Engelhardt writes with the same spirit as Thucydides, who had a contempt and an anger at the conduct of the Peloponnesian War. He recognized war is the exercise of pure politics, power vs. power, rights and wrongs and the morality of power. As for the cause, he eventually concluded, "the growth of the power of Athens and the alarm which it inspired in Sparta made war inevitable."
Unfortunately, no such insight is contained in this book. During World War II, both Allied and Axis governments gave considerable effort to the issue, "Why We Fight". President Franklin Roosevelt, even before the attack on Pearl Harbour, brilliantly answered this question with 'The Four Freedoms'.
Since 1991, the answer to the "why?" has been "terrorism." It's as vague and ill defined as a 'War on Poverty' or a 'War on Crime' or even a 'War on Litter'. Thucydides never did grasp the complexity of the war he set out to explain, nor did he find a solution with which he was fully satisfied. Engelhardt is equally perplexed.
Thus, he concludes of the Pentagon. "...no institution is more deeply embedded in American life or less accountable for its acts.Read more ›
Most Recent Customer Reviews
Good book with much food for thought, pondering and discussion. More people need to read this and discuss with others.Published 1 month ago by jem
A sobering look at why we continue to stay in permanent state of war. These facts can be trusted to be valid. Read morePublished on February 3, 2011 by pegluther
A great deal of this book is a polemic against strategic bombing or perhaps indirect fire of all sorts. Read morePublished on December 7, 2010 by John E. Swindells

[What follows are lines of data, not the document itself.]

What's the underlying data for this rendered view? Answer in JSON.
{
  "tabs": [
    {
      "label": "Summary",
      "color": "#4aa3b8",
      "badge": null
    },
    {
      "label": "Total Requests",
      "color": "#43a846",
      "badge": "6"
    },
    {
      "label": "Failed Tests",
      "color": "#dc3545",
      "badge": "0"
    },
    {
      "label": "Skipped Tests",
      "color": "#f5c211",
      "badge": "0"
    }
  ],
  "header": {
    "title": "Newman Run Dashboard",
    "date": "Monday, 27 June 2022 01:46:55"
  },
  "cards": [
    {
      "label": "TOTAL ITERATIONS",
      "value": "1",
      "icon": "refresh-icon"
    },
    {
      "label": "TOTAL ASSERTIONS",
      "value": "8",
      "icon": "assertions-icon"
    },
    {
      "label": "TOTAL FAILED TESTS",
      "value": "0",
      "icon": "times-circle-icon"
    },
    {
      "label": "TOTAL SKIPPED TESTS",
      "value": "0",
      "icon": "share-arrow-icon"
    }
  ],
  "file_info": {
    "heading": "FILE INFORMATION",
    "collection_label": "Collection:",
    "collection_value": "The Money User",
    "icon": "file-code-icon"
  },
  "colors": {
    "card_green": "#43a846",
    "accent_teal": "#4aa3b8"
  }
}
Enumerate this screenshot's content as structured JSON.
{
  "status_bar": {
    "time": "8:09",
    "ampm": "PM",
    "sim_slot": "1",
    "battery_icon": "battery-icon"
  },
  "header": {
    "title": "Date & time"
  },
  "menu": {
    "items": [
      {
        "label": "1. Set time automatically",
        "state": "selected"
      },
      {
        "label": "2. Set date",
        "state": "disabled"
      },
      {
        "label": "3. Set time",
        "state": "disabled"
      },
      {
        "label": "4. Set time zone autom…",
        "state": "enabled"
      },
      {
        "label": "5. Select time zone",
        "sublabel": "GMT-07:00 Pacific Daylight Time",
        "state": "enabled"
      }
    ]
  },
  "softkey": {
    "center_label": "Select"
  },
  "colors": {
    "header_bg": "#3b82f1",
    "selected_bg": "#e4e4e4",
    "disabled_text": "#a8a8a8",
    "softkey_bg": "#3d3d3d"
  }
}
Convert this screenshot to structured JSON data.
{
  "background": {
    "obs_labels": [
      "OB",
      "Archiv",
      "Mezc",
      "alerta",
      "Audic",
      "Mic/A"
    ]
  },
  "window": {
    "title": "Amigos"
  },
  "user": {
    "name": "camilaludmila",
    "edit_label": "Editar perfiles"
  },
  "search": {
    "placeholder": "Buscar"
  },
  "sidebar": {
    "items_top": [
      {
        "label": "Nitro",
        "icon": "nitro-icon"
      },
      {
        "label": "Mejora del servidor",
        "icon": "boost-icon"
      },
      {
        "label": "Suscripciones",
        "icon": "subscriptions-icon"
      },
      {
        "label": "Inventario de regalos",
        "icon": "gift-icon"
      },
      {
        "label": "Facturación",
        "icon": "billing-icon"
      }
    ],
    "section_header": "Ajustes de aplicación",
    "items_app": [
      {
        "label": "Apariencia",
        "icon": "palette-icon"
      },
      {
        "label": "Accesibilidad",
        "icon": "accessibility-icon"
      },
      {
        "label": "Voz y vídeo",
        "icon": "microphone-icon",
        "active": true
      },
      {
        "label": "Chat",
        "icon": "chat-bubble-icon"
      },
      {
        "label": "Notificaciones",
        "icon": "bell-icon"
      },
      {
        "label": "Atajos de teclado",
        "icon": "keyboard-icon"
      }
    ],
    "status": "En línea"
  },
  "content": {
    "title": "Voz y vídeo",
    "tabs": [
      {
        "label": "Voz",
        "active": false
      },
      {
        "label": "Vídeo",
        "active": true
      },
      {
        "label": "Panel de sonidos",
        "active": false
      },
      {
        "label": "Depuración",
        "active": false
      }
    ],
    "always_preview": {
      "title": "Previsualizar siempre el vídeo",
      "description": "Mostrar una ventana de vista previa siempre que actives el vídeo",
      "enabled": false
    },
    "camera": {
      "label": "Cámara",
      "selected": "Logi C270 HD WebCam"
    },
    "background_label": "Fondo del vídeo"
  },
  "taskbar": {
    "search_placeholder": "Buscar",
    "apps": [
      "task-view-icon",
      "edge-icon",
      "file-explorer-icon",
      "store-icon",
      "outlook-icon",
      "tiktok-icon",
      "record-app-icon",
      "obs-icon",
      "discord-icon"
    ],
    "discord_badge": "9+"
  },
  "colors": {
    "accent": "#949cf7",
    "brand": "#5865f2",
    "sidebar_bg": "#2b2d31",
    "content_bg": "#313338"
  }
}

A thoroughly enjoyable read and one that disturbingly points up both economic and political fissures in American societal organisation in the first decade of the twenty-first... Read morePublished on September 5, 2010 by LT Leonard
Interesting analysis of how the Warfare State continues to roll on devouring the nation's resources and making us and the world less safe. Read morePublished on September 2, 2010 by Eric A. Barth